Holi in Nepal is relatively more gentle than in some parts of India, where it can be frenetic but it is inevitably boisterous and photographers should be prepared for a colourful assault on all senses and expect to end the day in a rainbow-coloured state.
Who is this workshop for?
We purposely design workshop content to be suitable for all levels of experience. It's not unusual to find complete novice photographers working beside experienced professionals on our workshops. Photography is a very personal pursuit, not a "one size fits all" solution so, given that everybody is different, we work on that basis. With individual assignments, photographers work at their own pace, developing their own style. So whatever your experience, you can be confident that there will be plenty of learning opportunities available.
Photographers are a generous breed, of course, and we find that sharing knowledge between participants is often an invaluable bonus. Opportunities to learn from each other are enhanced during our regular review and critique sessions.

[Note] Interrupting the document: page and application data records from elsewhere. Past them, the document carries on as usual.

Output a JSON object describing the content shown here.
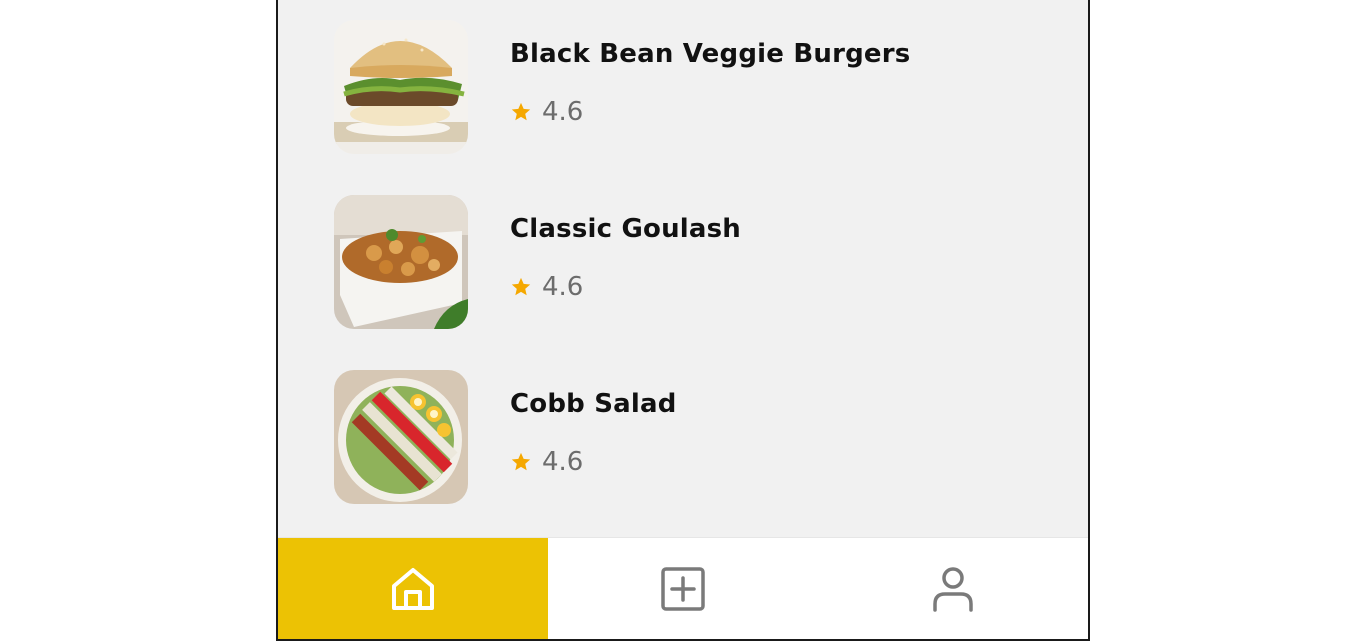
{
  "recipes": [
    {
      "title": "Black Bean Veggie Burgers",
      "rating": "4.6",
      "image_icon": "burger-photo"
    },
    {
      "title": "Classic Goulash",
      "rating": "4.6",
      "image_icon": "goulash-photo"
    },
    {
      "title": "Cobb Salad",
      "rating": "4.6",
      "image_icon": "cobb-salad-photo"
    }
  ],
  "nav": {
    "items": [
      {
        "icon": "home-icon",
        "active": true
      },
      {
        "icon": "add-icon",
        "active": false
      },
      {
        "icon": "profile-icon",
        "active": false
      }
    ]
  },
  "colors": {
    "accent": "#ecc204",
    "star": "#f5a800",
    "background": "#f1f1f1",
    "title_text": "#111111",
    "rating_text": "#6c6c6c",
    "nav_icon_active": "#ffffff",
    "nav_icon_inactive": "#7a7a7a"
  }
}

Our logistical needs will be supported by a trusted, local agency. Transport will be provided and accommodation will be in one of Kathmandu’s long-established hotels. Local, English-speaking Sherpa guides will provide guidance and inside knowledge, allowing photographers to work alongside Nepalese people who I have worked with many times in the past. All of the logistics will be carefully coordinated and based upon many years of experience.
Gavin Gough is an experienced, professional travel photographer and writer. Gavin has led dozens of photo workshops in Thailand, India, Bhutan, Cambodia, Vietnam, Malaysia and more. He is represented by Getty Images, Lonely Planet and 4Corners. His images and written articles have appeared in publications around the globe for the past 15 years. He regularly works for NGOs in Africa and Asia.
Gavin Gough's Portfolio
Jack Kurtz has been a professional photojournalist for more than 30 years. His expertise at photography is invariably informed by his in-depth research. Jack’s most recent focus has been on stories relating to climate change and the environment, economic development and human migration. Jack is represented by Zuma Press.
Jack Kurtz's web site
The (auspicious) workshop fee is US$ 3,333.
A 33% deposit is required to secure a place. The balance is payable by 31st January, 2017.
We aim to include all the things you’ll need during the workshop so that, once you’ve arrived, you don’t need to worry about paying for any of the essentials. All your workshop-related, land-based costs are covered.
- Seven nights' accommodation. All accommodation is single occupancy. There are no single supplements.
- All meals during the workshop.
- All transport during the workshop is provided.
- English-speaking guides
- Tuition and guidance from two, experienced professional photographers. Participants will have plenty of access to Gavin and Jack and we always include plenty of time for feedback and critique.
- Prior to the workshop, photographers will receive a comprehensive packing list, including research material. We’re firm believers in the benefits of adequate preparation.
- Pre-workshop assignment information, including guidance in how to prepare for a productive photo essay shoot.
- Entrance fees to UNESCO World Heritage sites
TERMS & CONDITIONS
* Quotes on this page are from participants' post-workshop satisfaction surveys.
- Flights to Kathmandu
- Travel Insurance
- Nepal Visa
- Drinks, laundry, souvenirs and other personal sundries.
- Tips for local staff
Photographer's Location Guide to Nepal by Gavin Gough in Digital Photographer magazine.